### ABOUT THIS EXERCISE
Print the entries that appear below, exactly as written and without their pictures.
---------------
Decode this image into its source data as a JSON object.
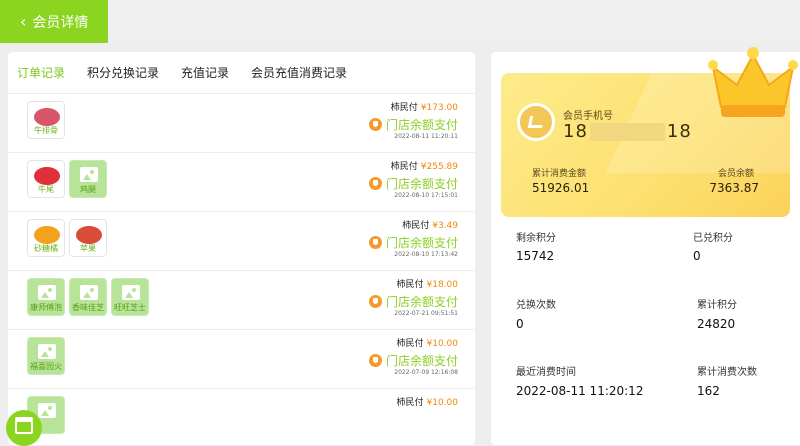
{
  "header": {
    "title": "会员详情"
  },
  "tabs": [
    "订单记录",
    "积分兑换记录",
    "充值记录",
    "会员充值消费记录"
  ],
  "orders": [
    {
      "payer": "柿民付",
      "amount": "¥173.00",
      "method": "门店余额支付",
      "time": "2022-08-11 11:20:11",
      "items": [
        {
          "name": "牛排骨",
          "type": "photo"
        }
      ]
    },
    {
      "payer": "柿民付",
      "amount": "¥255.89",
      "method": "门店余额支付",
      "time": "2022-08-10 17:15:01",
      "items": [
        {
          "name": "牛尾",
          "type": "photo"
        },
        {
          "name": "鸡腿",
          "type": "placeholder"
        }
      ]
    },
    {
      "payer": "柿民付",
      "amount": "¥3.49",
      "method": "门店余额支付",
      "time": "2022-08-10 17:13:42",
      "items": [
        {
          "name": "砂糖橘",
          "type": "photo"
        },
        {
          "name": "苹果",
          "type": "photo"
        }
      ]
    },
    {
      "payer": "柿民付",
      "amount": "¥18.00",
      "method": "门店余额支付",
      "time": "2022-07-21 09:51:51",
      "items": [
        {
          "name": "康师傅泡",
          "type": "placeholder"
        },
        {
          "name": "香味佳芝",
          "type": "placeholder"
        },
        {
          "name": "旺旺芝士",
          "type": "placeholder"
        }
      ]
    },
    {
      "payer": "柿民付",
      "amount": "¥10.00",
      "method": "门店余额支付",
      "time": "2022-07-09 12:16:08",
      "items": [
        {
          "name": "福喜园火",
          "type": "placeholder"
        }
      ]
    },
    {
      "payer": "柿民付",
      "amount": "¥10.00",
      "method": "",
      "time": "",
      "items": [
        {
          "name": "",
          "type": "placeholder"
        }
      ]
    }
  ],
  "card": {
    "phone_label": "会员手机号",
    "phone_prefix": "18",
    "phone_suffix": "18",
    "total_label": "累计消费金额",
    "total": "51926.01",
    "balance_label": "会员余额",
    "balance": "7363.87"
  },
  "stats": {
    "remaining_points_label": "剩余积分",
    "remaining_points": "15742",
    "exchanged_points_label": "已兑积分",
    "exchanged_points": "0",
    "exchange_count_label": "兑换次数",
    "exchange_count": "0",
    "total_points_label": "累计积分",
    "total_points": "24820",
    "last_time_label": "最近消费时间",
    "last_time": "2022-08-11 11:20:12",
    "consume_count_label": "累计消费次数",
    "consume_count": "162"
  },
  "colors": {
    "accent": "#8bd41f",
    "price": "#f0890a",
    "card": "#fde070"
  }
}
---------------
### COMPLETED EXERCISE
Decode this image into its source data as a JSON object.
{
  "header": {
    "title": "会员详情"
  },
  "tabs": [
    "订单记录",
    "积分兑换记录",
    "充值记录",
    "会员充值消费记录"
  ],
  "orders": [
    {
      "payer": "柿民付",
      "amount": "¥173.00",
      "method": "门店余额支付",
      "time": "2022-08-11 11:20:11",
      "items": [
        {
          "name": "牛排骨",
          "type": "photo"
        }
      ]
    },
    {
      "payer": "柿民付",
      "amount": "¥255.89",
      "method": "门店余额支付",
      "time": "2022-08-10 17:15:01",
      "items": [
        {
          "name": "牛尾",
          "type": "photo"
        },
        {
          "name": "鸡腿",
          "type": "placeholder"
        }
      ]
    },
    {
      "payer": "柿民付",
      "amount": "¥3.49",
      "method": "门店余额支付",
      "time": "2022-08-10 17:13:42",
      "items": [
        {
          "name": "砂糖橘",
          "type": "photo"
        },
        {
          "name": "苹果",
          "type": "photo"
        }
      ]
    },
    {
      "payer": "柿民付",
      "amount": "¥18.00",
      "method": "门店余额支付",
      "time": "2022-07-21 09:51:51",
      "items": [
        {
          "name": "康师傅泡",
          "type": "placeholder"
        },
        {
          "name": "香味佳芝",
          "type": "placeholder"
        },
        {
          "name": "旺旺芝士",
          "type": "placeholder"
        }
      ]
    },
    {
      "payer": "柿民付",
      "amount": "¥10.00",
      "method": "门店余额支付",
      "time": "2022-07-09 12:16:08",
      "items": [
        {
          "name": "福喜园火",
          "type": "placeholder"
        }
      ]
    },
    {
      "payer": "柿民付",
      "amount": "¥10.00",
      "method": "",
      "time": "",
      "items": [
        {
          "name": "",
          "type": "placeholder"
        }
      ]
    }
  ],
  "card": {
    "phone_label": "会员手机号",
    "phone_prefix": "18",
    "phone_suffix": "18",
    "total_label": "累计消费金额",
    "total": "51926.01",
    "balance_label": "会员余额",
    "balance": "7363.87"
  },
  "stats": {
    "remaining_points_label": "剩余积分",
    "remaining_points": "15742",
    "exchanged_points_label": "已兑积分",
    "exchanged_points": "0",
    "exchange_count_label": "兑换次数",
    "exchange_count": "0",
    "total_points_label": "累计积分",
    "total_points": "24820",
    "last_time_label": "最近消费时间",
    "last_time": "2022-08-11 11:20:12",
    "consume_count_label": "累计消费次数",
    "consume_count": "162"
  },
  "colors": {
    "accent": "#8bd41f",
    "price": "#f0890a",
    "card": "#fde070"
  }
}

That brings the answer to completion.